Clearly, in the world of SF we are currently living in the brute force era of space technology where we do not as yet know how to manipulate space and its structure without expending vast amounts of energy and at the same time, having to deal with lethal gravitational fields.

It is also taken for granted that the passage out of our continuum and into hyperspace will be comfortable enough for humans to travel through. By some means, future science will have mastered the ability to create large 2 meter to 100 meter class wormholes while holding at bay the enormous gravitational fields that such openings in spacetime invariably represent. Without proper shielding, humans and ships alike will be crushed or fractionated. Only for some authors is this travel described as unpleasant or psychologically upsetting, and no special precautions are needed to survive the gravitational forces.

SF written during much of the Space Age appears to be comfortable with the notion that spacetime is a 'fabric' that we will eentually learn how to work as in Eon or Contact. Travel through space will still be limited to sub-light speeds, but the conviction seems to be great that a shortcut around this annoying limitation will be found. With modern technology and scientific nderstanding, it is infinitly easier to part the waters of the ocean and to walk upon air, than to alter the geometry of space. But perhaps, oneday, just as we readily create magnetic fields from electrical fields, we may discover how to convert electric fields into gravitational ones, without at the same time vaporizing our laboratory equipment.

SF has been with us as a recognizable literary genera for nearly a century and represents an evolving network of ideas that develope almost parallel to revolutions in scientific thinking. Jules Vern's submarines and airships were almost patentable. Then came atomic powered rockets of the Buck Rogers variety, followed by a progressive refinement of drive technology into 'warp engines', hyperdrive and teleportation. As the technology of SF has become more sophisticated, it has also found itself more in the league of magic. It has all but left the real world, or reasonable extensions of it. Only the setting (the Galaxy) and the human condition ( greed, power, love, war) remain as fixed reference points operating in recognizable ways. Has SF finally evolved beyond its own definition?

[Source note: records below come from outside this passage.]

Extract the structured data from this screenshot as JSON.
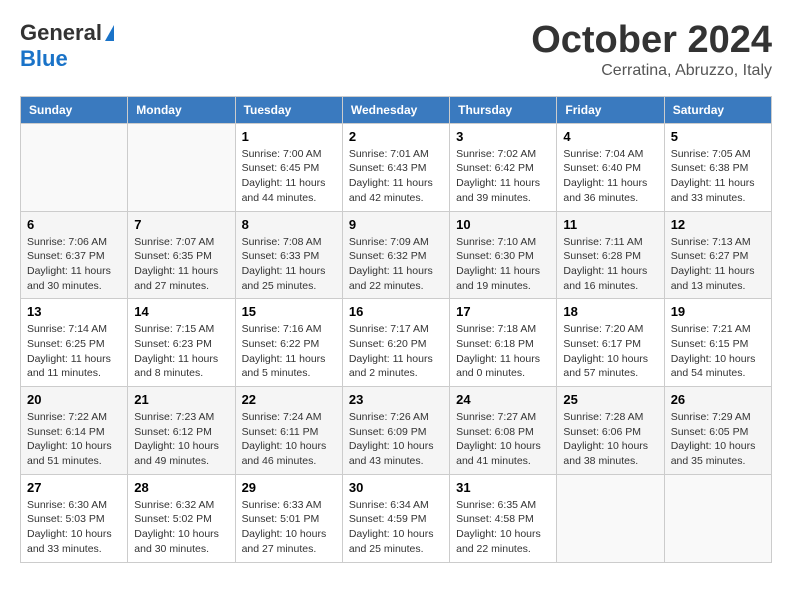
{
  "header": {
    "logo_general": "General",
    "logo_blue": "Blue",
    "month_title": "October 2024",
    "location": "Cerratina, Abruzzo, Italy"
  },
  "weekdays": [
    "Sunday",
    "Monday",
    "Tuesday",
    "Wednesday",
    "Thursday",
    "Friday",
    "Saturday"
  ],
  "weeks": [
    [
      {
        "day": "",
        "detail": ""
      },
      {
        "day": "",
        "detail": ""
      },
      {
        "day": "1",
        "detail": "Sunrise: 7:00 AM\nSunset: 6:45 PM\nDaylight: 11 hours and 44 minutes."
      },
      {
        "day": "2",
        "detail": "Sunrise: 7:01 AM\nSunset: 6:43 PM\nDaylight: 11 hours and 42 minutes."
      },
      {
        "day": "3",
        "detail": "Sunrise: 7:02 AM\nSunset: 6:42 PM\nDaylight: 11 hours and 39 minutes."
      },
      {
        "day": "4",
        "detail": "Sunrise: 7:04 AM\nSunset: 6:40 PM\nDaylight: 11 hours and 36 minutes."
      },
      {
        "day": "5",
        "detail": "Sunrise: 7:05 AM\nSunset: 6:38 PM\nDaylight: 11 hours and 33 minutes."
      }
    ],
    [
      {
        "day": "6",
        "detail": "Sunrise: 7:06 AM\nSunset: 6:37 PM\nDaylight: 11 hours and 30 minutes."
      },
      {
        "day": "7",
        "detail": "Sunrise: 7:07 AM\nSunset: 6:35 PM\nDaylight: 11 hours and 27 minutes."
      },
      {
        "day": "8",
        "detail": "Sunrise: 7:08 AM\nSunset: 6:33 PM\nDaylight: 11 hours and 25 minutes."
      },
      {
        "day": "9",
        "detail": "Sunrise: 7:09 AM\nSunset: 6:32 PM\nDaylight: 11 hours and 22 minutes."
      },
      {
        "day": "10",
        "detail": "Sunrise: 7:10 AM\nSunset: 6:30 PM\nDaylight: 11 hours and 19 minutes."
      },
      {
        "day": "11",
        "detail": "Sunrise: 7:11 AM\nSunset: 6:28 PM\nDaylight: 11 hours and 16 minutes."
      },
      {
        "day": "12",
        "detail": "Sunrise: 7:13 AM\nSunset: 6:27 PM\nDaylight: 11 hours and 13 minutes."
      }
    ],
    [
      {
        "day": "13",
        "detail": "Sunrise: 7:14 AM\nSunset: 6:25 PM\nDaylight: 11 hours and 11 minutes."
      },
      {
        "day": "14",
        "detail": "Sunrise: 7:15 AM\nSunset: 6:23 PM\nDaylight: 11 hours and 8 minutes."
      },
      {
        "day": "15",
        "detail": "Sunrise: 7:16 AM\nSunset: 6:22 PM\nDaylight: 11 hours and 5 minutes."
      },
      {
        "day": "16",
        "detail": "Sunrise: 7:17 AM\nSunset: 6:20 PM\nDaylight: 11 hours and 2 minutes."
      },
      {
        "day": "17",
        "detail": "Sunrise: 7:18 AM\nSunset: 6:18 PM\nDaylight: 11 hours and 0 minutes."
      },
      {
        "day": "18",
        "detail": "Sunrise: 7:20 AM\nSunset: 6:17 PM\nDaylight: 10 hours and 57 minutes."
      },
      {
        "day": "19",
        "detail": "Sunrise: 7:21 AM\nSunset: 6:15 PM\nDaylight: 10 hours and 54 minutes."
      }
    ],
    [
      {
        "day": "20",
        "detail": "Sunrise: 7:22 AM\nSunset: 6:14 PM\nDaylight: 10 hours and 51 minutes."
      },
      {
        "day": "21",
        "detail": "Sunrise: 7:23 AM\nSunset: 6:12 PM\nDaylight: 10 hours and 49 minutes."
      },
      {
        "day": "22",
        "detail": "Sunrise: 7:24 AM\nSunset: 6:11 PM\nDaylight: 10 hours and 46 minutes."
      },
      {
        "day": "23",
        "detail": "Sunrise: 7:26 AM\nSunset: 6:09 PM\nDaylight: 10 hours and 43 minutes."
      },
      {
        "day": "24",
        "detail": "Sunrise: 7:27 AM\nSunset: 6:08 PM\nDaylight: 10 hours and 41 minutes."
      },
      {
        "day": "25",
        "detail": "Sunrise: 7:28 AM\nSunset: 6:06 PM\nDaylight: 10 hours and 38 minutes."
      },
      {
        "day": "26",
        "detail": "Sunrise: 7:29 AM\nSunset: 6:05 PM\nDaylight: 10 hours and 35 minutes."
      }
    ],
    [
      {
        "day": "27",
        "detail": "Sunrise: 6:30 AM\nSunset: 5:03 PM\nDaylight: 10 hours and 33 minutes."
      },
      {
        "day": "28",
        "detail": "Sunrise: 6:32 AM\nSunset: 5:02 PM\nDaylight: 10 hours and 30 minutes."
      },
      {
        "day": "29",
        "detail": "Sunrise: 6:33 AM\nSunset: 5:01 PM\nDaylight: 10 hours and 27 minutes."
      },
      {
        "day": "30",
        "detail": "Sunrise: 6:34 AM\nSunset: 4:59 PM\nDaylight: 10 hours and 25 minutes."
      },
      {
        "day": "31",
        "detail": "Sunrise: 6:35 AM\nSunset: 4:58 PM\nDaylight: 10 hours and 22 minutes."
      },
      {
        "day": "",
        "detail": ""
      },
      {
        "day": "",
        "detail": ""
      }
    ]
  ]
}
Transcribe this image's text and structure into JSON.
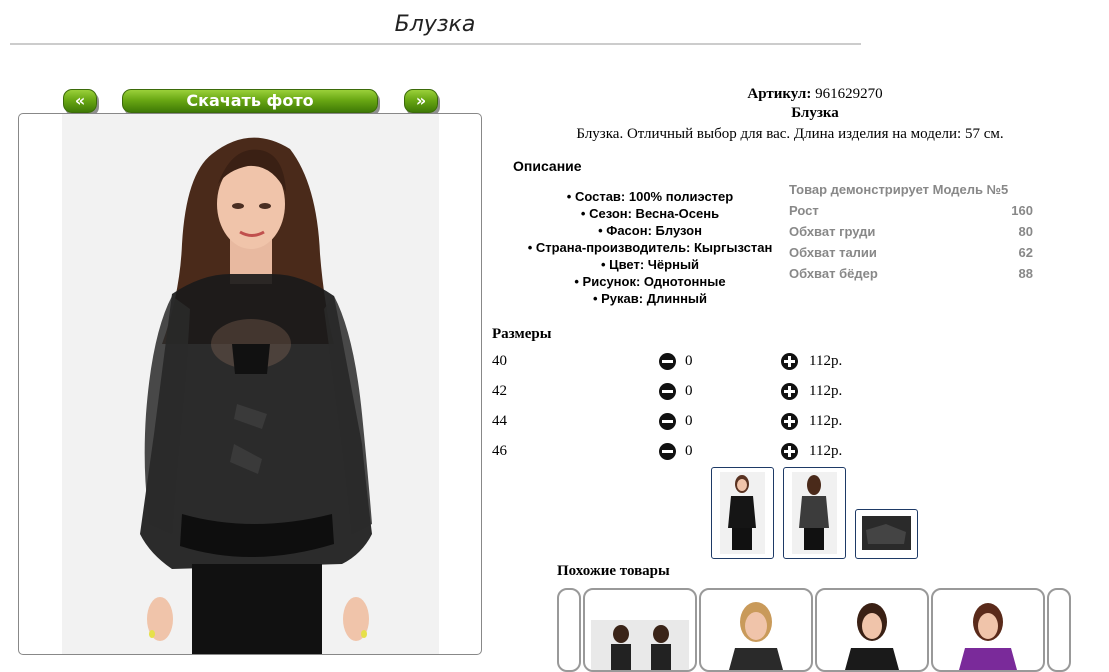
{
  "page": {
    "title": "Блузка"
  },
  "nav": {
    "prev_label": "«",
    "download_label": "Скачать фото",
    "next_label": "»"
  },
  "product": {
    "article_label": "Артикул:",
    "article_value": "961629270",
    "name": "Блузка",
    "description": "Блузка. Отличный выбор для вас. Длина изделия на модели: 57 см.",
    "description_heading": "Описание",
    "specs": [
      "• Состав: 100% полиэстер",
      "• Сезон: Весна-Осень",
      "• Фасон: Блузон",
      "• Страна-производитель: Кыргызстан",
      "• Цвет: Чёрный",
      "• Рисунок: Однотонные",
      "• Рукав: Длинный"
    ]
  },
  "model": {
    "heading": "Товар демонстрирует Модель №5",
    "rows": [
      {
        "label": "Рост",
        "value": "160"
      },
      {
        "label": "Обхват груди",
        "value": "80"
      },
      {
        "label": "Обхват талии",
        "value": "62"
      },
      {
        "label": "Обхват бёдер",
        "value": "88"
      }
    ]
  },
  "sizes": {
    "heading": "Размеры",
    "rows": [
      {
        "size": "40",
        "qty": "0",
        "price": "112р."
      },
      {
        "size": "42",
        "qty": "0",
        "price": "112р."
      },
      {
        "size": "44",
        "qty": "0",
        "price": "112р."
      },
      {
        "size": "46",
        "qty": "0",
        "price": "112р."
      }
    ]
  },
  "similar": {
    "heading": "Похожие товары"
  },
  "colors": {
    "button_green": "#6aa814",
    "thumb_border": "#1e3a66"
  }
}
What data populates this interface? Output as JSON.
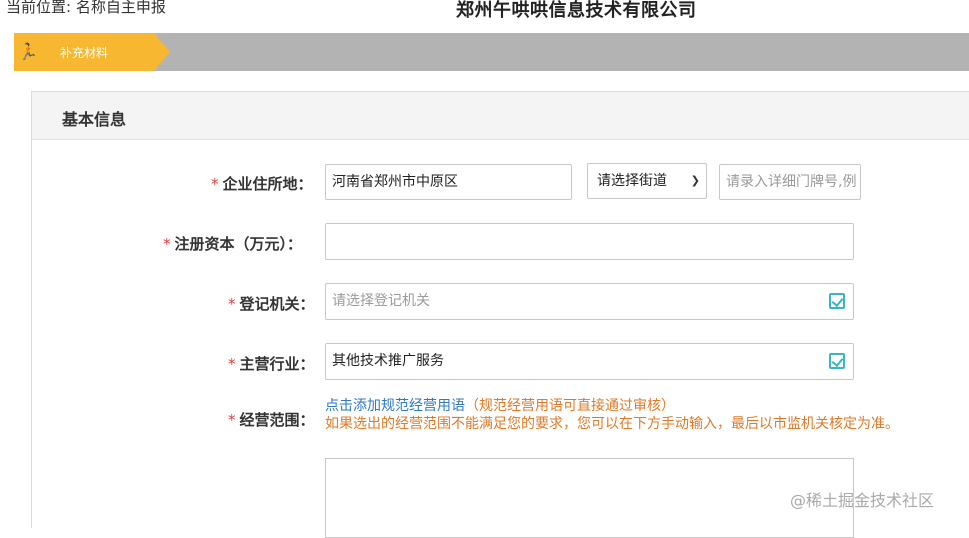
{
  "header": {
    "location": "当前位置: 名称自主申报",
    "company": "郑州午哄哄信息技术有限公司"
  },
  "steps": [
    {
      "label": "补充材料",
      "icon": "runner-icon",
      "active": true
    }
  ],
  "panel": {
    "title": "基本信息"
  },
  "form": {
    "required_mark": "*",
    "address": {
      "label": "企业住所地：",
      "value": "河南省郑州市中原区",
      "street_select": "请选择街道",
      "detail_placeholder": "请录入详细门牌号,例"
    },
    "capital": {
      "label": "注册资本（万元）：",
      "value": ""
    },
    "registry": {
      "label": "登记机关：",
      "placeholder": "请选择登记机关",
      "icon": "select-check-icon"
    },
    "industry": {
      "label": "主营行业：",
      "value": "其他技术推广服务",
      "icon": "select-check-icon"
    },
    "scope": {
      "label": "经营范围：",
      "link": "点击添加规范经营用语",
      "hint": "（规范经营用语可直接通过审核）",
      "note": "如果选出的经营范围不能满足您的要求，您可以在下方手动输入，最后以市监机关核定为准。",
      "textarea_value": ""
    }
  },
  "watermark": "@稀土掘金技术社区",
  "colors": {
    "accent": "#f7b731",
    "step_bar": "#b3b3b3",
    "required": "#e23b3b",
    "link": "#2f79c4",
    "warning": "#e07a2a",
    "icon": "#3bb3c8"
  }
}
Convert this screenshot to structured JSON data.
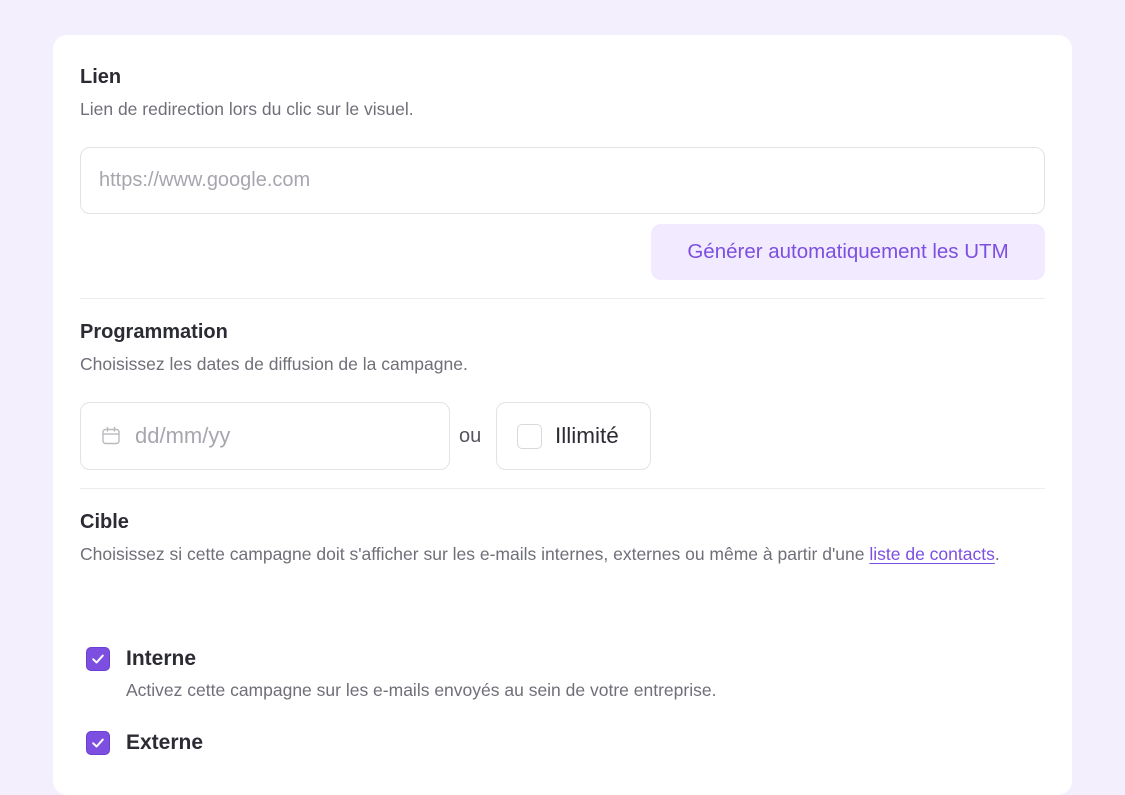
{
  "link_section": {
    "title": "Lien",
    "description": "Lien de redirection lors du clic sur le visuel.",
    "url_placeholder": "https://www.google.com",
    "url_value": "",
    "utm_button_label": "Générer automatiquement les UTM"
  },
  "schedule_section": {
    "title": "Programmation",
    "description": "Choisissez les dates de diffusion de la campagne.",
    "date_placeholder": "dd/mm/yy",
    "or_label": "ou",
    "unlimited_label": "Illimité",
    "unlimited_checked": false
  },
  "target_section": {
    "title": "Cible",
    "description_prefix": "Choisissez si cette campagne doit s'afficher sur les e-mails internes, externes ou même à partir d'une ",
    "description_link": "liste de contacts",
    "description_suffix": ".",
    "options": [
      {
        "label": "Interne",
        "description": "Activez cette campagne sur les e-mails envoyés au sein de votre entreprise.",
        "checked": true
      },
      {
        "label": "Externe",
        "checked": true
      }
    ]
  },
  "colors": {
    "accent": "#7c4fe0",
    "accent_light": "#f2eafe",
    "background": "#f4effd"
  }
}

Unlike the science fiction of the past century, modern SF provides no satisfying linkage between what we know today and a plausible route to the technology of the future. The old Maine saying 'You can't get there from here' applies to nearly all of the SF worlds the genera is curently obsessed with. Without this linkage, SF has perhaps unintentionally transformed or evolved itself into the category of Fantasy; a landscape also populated by magical solutions to physical problems. Isaac Asimov's injunction that a sufficiently advanced civilization will have technologies that are imperceptable from magic might amelorate this difficulty. However, it is probably just as well that SF as such masters as Arthur C. Clarke to serve as a necessary regulator on unbridled scientific fantasy!

Yet there is not one of us who has never been inspired by the awesome possibilities opened up by FTL travel, the opening up of the alaxy to human commerse and colonization. Whether we will ultimately be able to create furnature from curved space, partake of a multidimensional reality, or directly view all of humanities alternate histories, becomes less of a issue than being able to fuel the imagination with these endless possibilities.